- _Description of the task_:
In the listing below, look for "icon" and copy every line that has it.

- _Data_:
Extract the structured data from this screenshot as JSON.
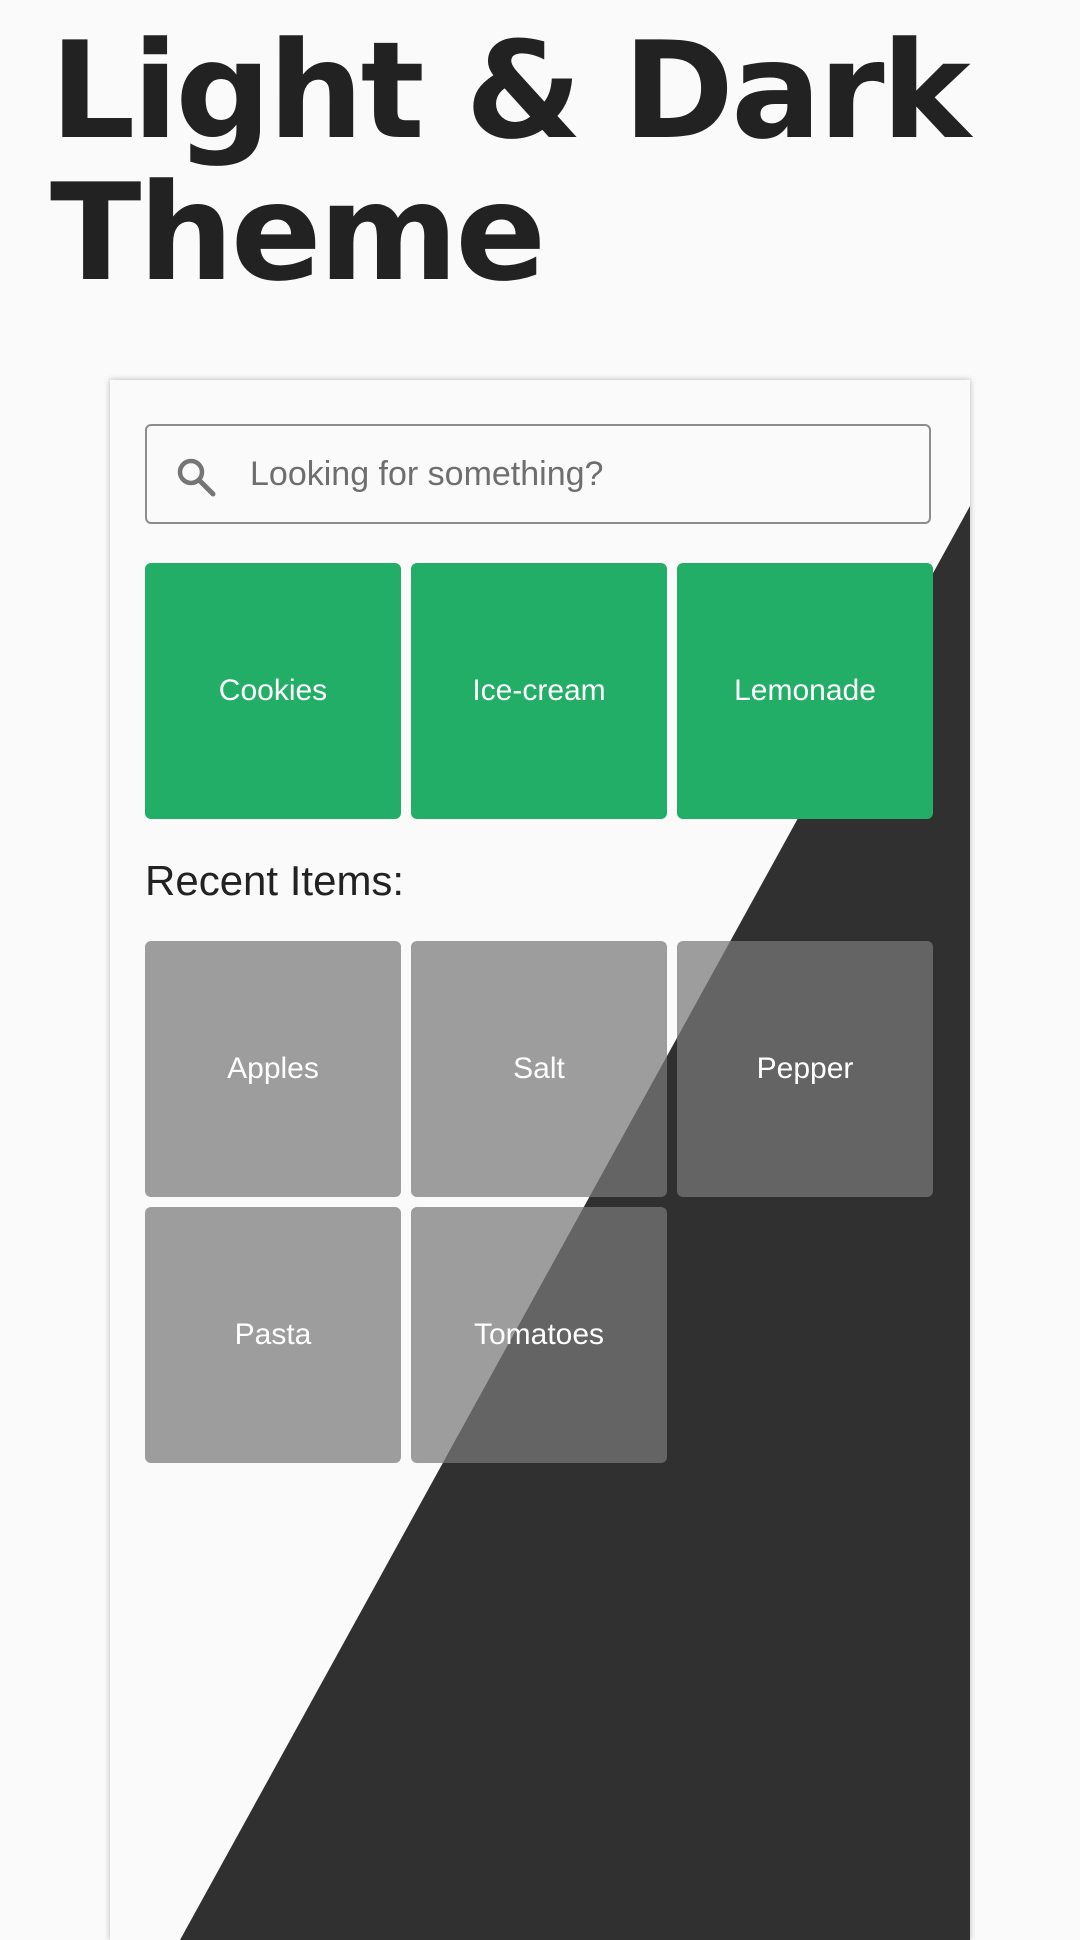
{
  "page": {
    "title_line1": "Light & Dark",
    "title_line2": "Theme"
  },
  "search": {
    "icon": "search-icon",
    "placeholder": "Looking for something?"
  },
  "categories": [
    {
      "label": "Cookies"
    },
    {
      "label": "Ice-cream"
    },
    {
      "label": "Lemonade"
    }
  ],
  "recent": {
    "heading": "Recent Items:",
    "items": [
      {
        "label": "Apples"
      },
      {
        "label": "Salt"
      },
      {
        "label": "Pepper"
      },
      {
        "label": "Pasta"
      },
      {
        "label": "Tomatoes"
      }
    ]
  },
  "theme": {
    "light_background": "#fafafa",
    "dark_background": "#303030",
    "accent": "#23ae67",
    "tile_grey": "#9a9a9a",
    "text_dark": "#222222"
  }
}
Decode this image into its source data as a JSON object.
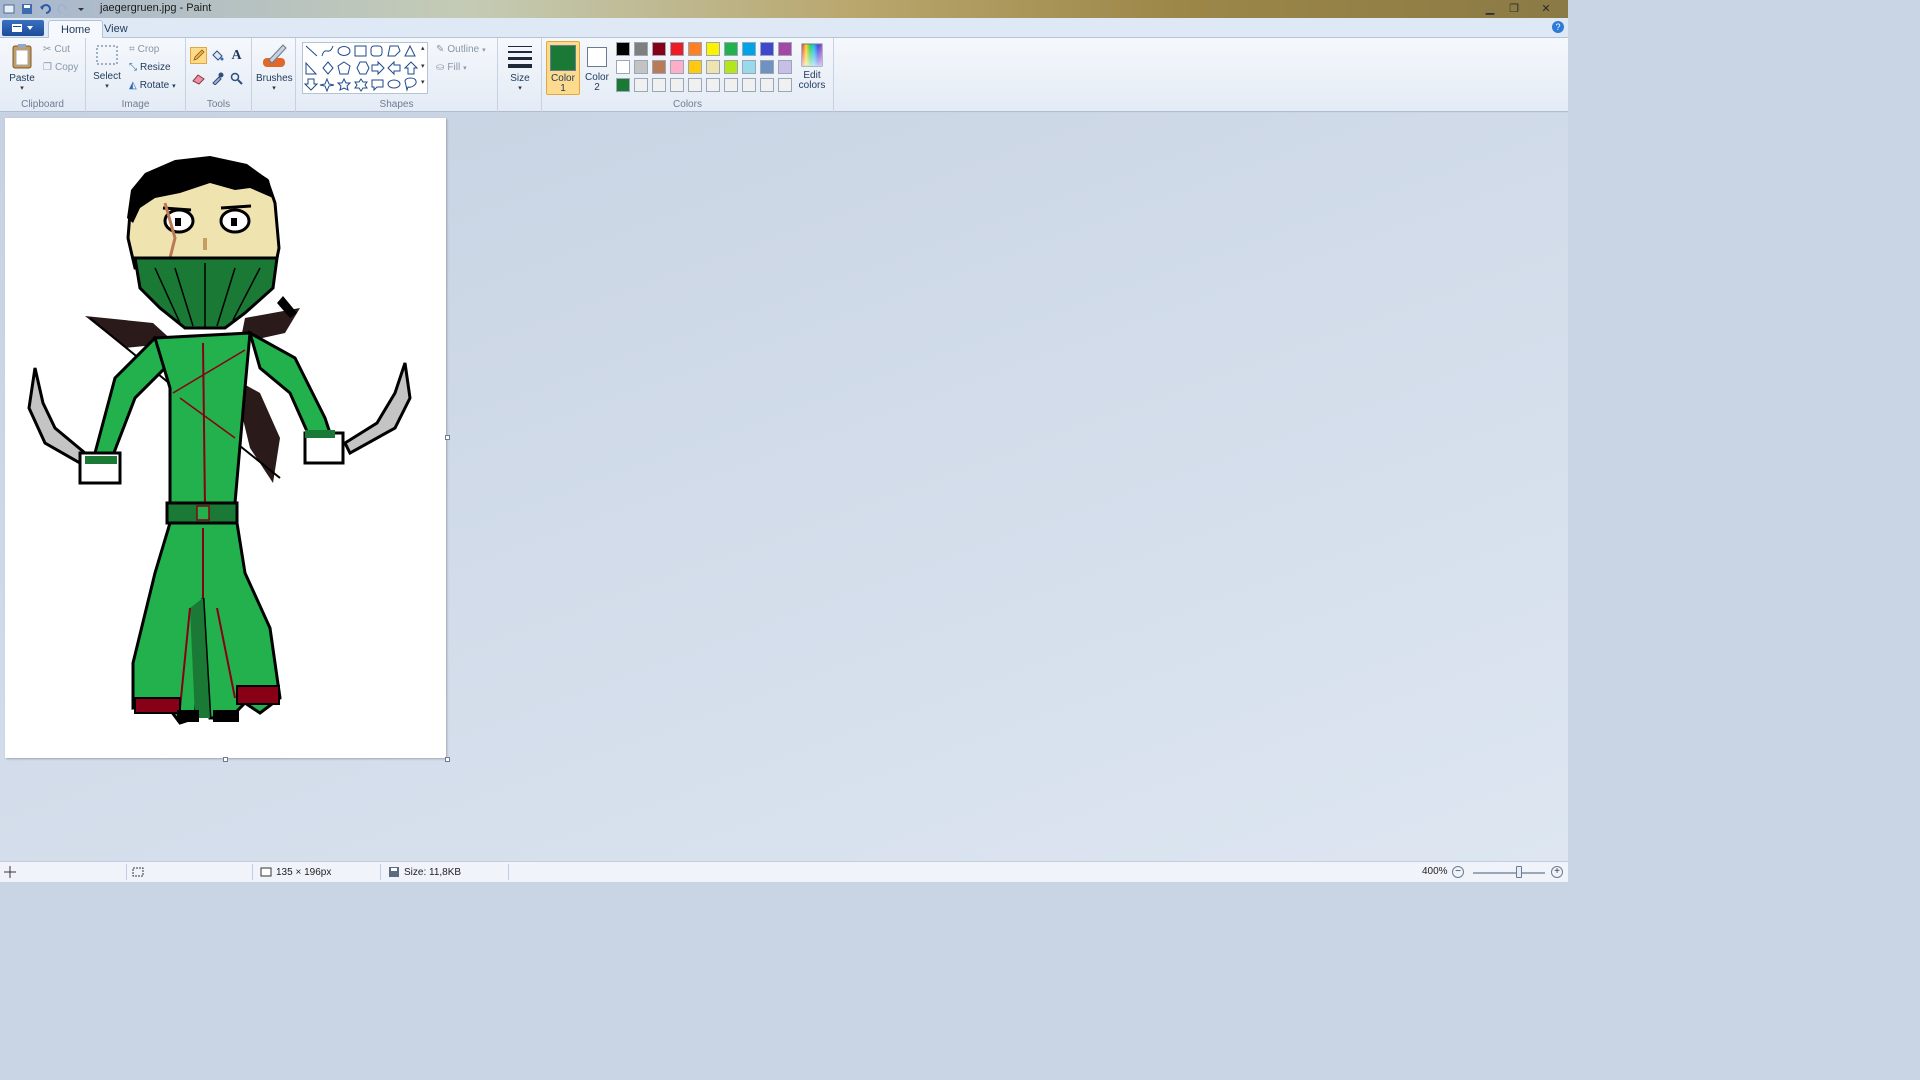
{
  "window": {
    "title": "jaegergruen.jpg - Paint"
  },
  "tabs": [
    {
      "label": "Home",
      "active": true
    },
    {
      "label": "View",
      "active": false
    }
  ],
  "ribbon": {
    "clipboard": {
      "group_label": "Clipboard",
      "paste": "Paste",
      "cut": "Cut",
      "copy": "Copy"
    },
    "image": {
      "group_label": "Image",
      "select": "Select",
      "crop": "Crop",
      "resize": "Resize",
      "rotate": "Rotate"
    },
    "tools": {
      "group_label": "Tools",
      "items": [
        "pencil-icon",
        "fill-bucket-icon",
        "text-icon",
        "eraser-icon",
        "color-picker-icon",
        "magnifier-icon"
      ]
    },
    "brushes": {
      "label": "Brushes"
    },
    "shapes": {
      "group_label": "Shapes",
      "outline": "Outline",
      "fill": "Fill"
    },
    "size": {
      "label": "Size"
    },
    "colors": {
      "group_label": "Colors",
      "color1_label": "Color",
      "color1_num": "1",
      "color2_label": "Color",
      "color2_num": "2",
      "color1_value": "#1a7a35",
      "color2_value": "#ffffff",
      "edit_label_1": "Edit",
      "edit_label_2": "colors",
      "palette_row1": [
        "#000000",
        "#7f7f7f",
        "#880015",
        "#ed1c24",
        "#ff7f27",
        "#fff200",
        "#22b14c",
        "#00a2e8",
        "#3f48cc",
        "#a349a4"
      ],
      "palette_row2": [
        "#ffffff",
        "#c3c3c3",
        "#b97a57",
        "#ffaec9",
        "#ffc90e",
        "#efe4b0",
        "#b5e61d",
        "#99d9ea",
        "#7092be",
        "#c8bfe7"
      ],
      "palette_row3": [
        "#1a7a35",
        "#f0f0f0",
        "#f0f0f0",
        "#f0f0f0",
        "#f0f0f0",
        "#f0f0f0",
        "#f0f0f0",
        "#f0f0f0",
        "#f0f0f0",
        "#f0f0f0"
      ]
    }
  },
  "status": {
    "dimensions": "135 × 196px",
    "size": "Size: 11,8KB",
    "zoom": "400%"
  }
}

- _Expected answer_:
    "icon": "search-icon",
        "pencil-icon",
        "fill-bucket-icon",
        "text-icon",
        "eraser-icon",
        "color-picker-icon",
        "magnifier-icon"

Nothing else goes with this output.